“There seems to be a general consensus that there is a lot of interest in our being able to have and use data to help with decision making going forward,” Precinct 1 Director Kathy Griffis-Bailey said during an Aug. 21 board meeting. 

Stakeholder group member Darrell Peckham voiced his agreement from the audience.

“I would say that’s an accurate statement,” he said.

A public hearing on the proposed rate of $0.0055 per $100 property valuation in Burnet County is at 9 a.m. Friday, Sept. 15, at the district’s office, 225 S. Pierce St. in Burnet. 

The new rate is less than last year’s $0.0057, but higher property valuations this year mean more tax dollars will be collected overall.

A no-new-revenue rate of $0.0050 per $100 valuation would have raised the same amount of money as the 2022-23 rate, according to the Burnet Central Appraisal District. That rate would have brought in about $648,000 for the district.
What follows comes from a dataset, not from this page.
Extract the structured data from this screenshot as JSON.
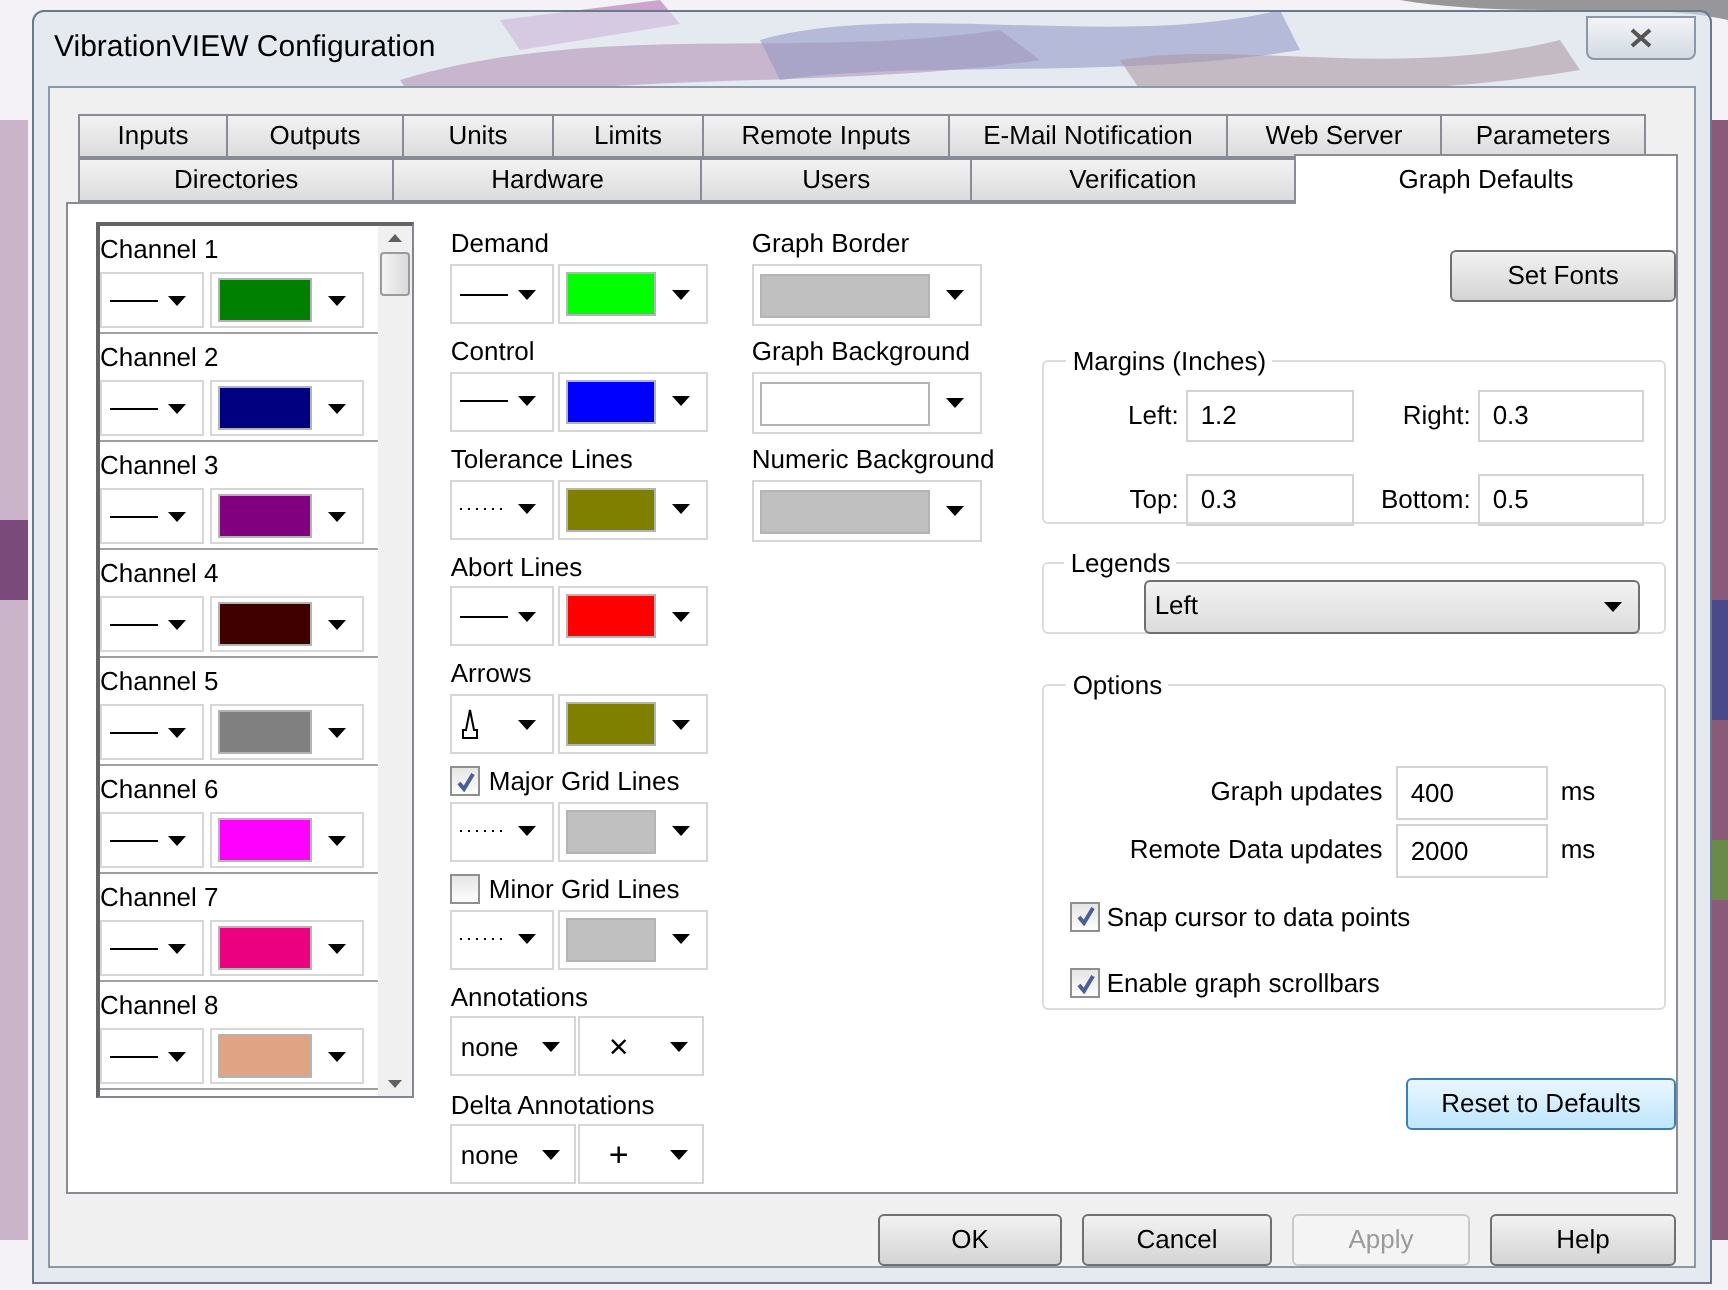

The new rate would collect an estimated $713,000 in revenues, a 10 percent increase. 

District General Manager Mitchell Sodek told the Board of Directors that the district could get by on the no-new-revenue rate if it was willing to dip into reserves for the coming year. Because the directors wanted to fund recommendations from the stakeholder group, they chose to go with a slight increase. 

The district assembled the stakeholder group in May to get community input on groundwater management policies. Peckham and 10 other stakeholders representing various community interests in Burnet County have been working with the district and a professional mediator to wade through policies and develop recommendations for the future.

According to Griffis-Bailey, the stakeholders have made several suggestions that would increase costs for the district in an effort to acquire more data on groundwater that could be used to make better decisions.

She ultimately proposed the $0.0055 rate, which the board unanimously approved.

Groundwater Conservation District tax dollars are used to facilitate overall operations, which includes managing, permitting, and regulating groundwater use in Burnet County.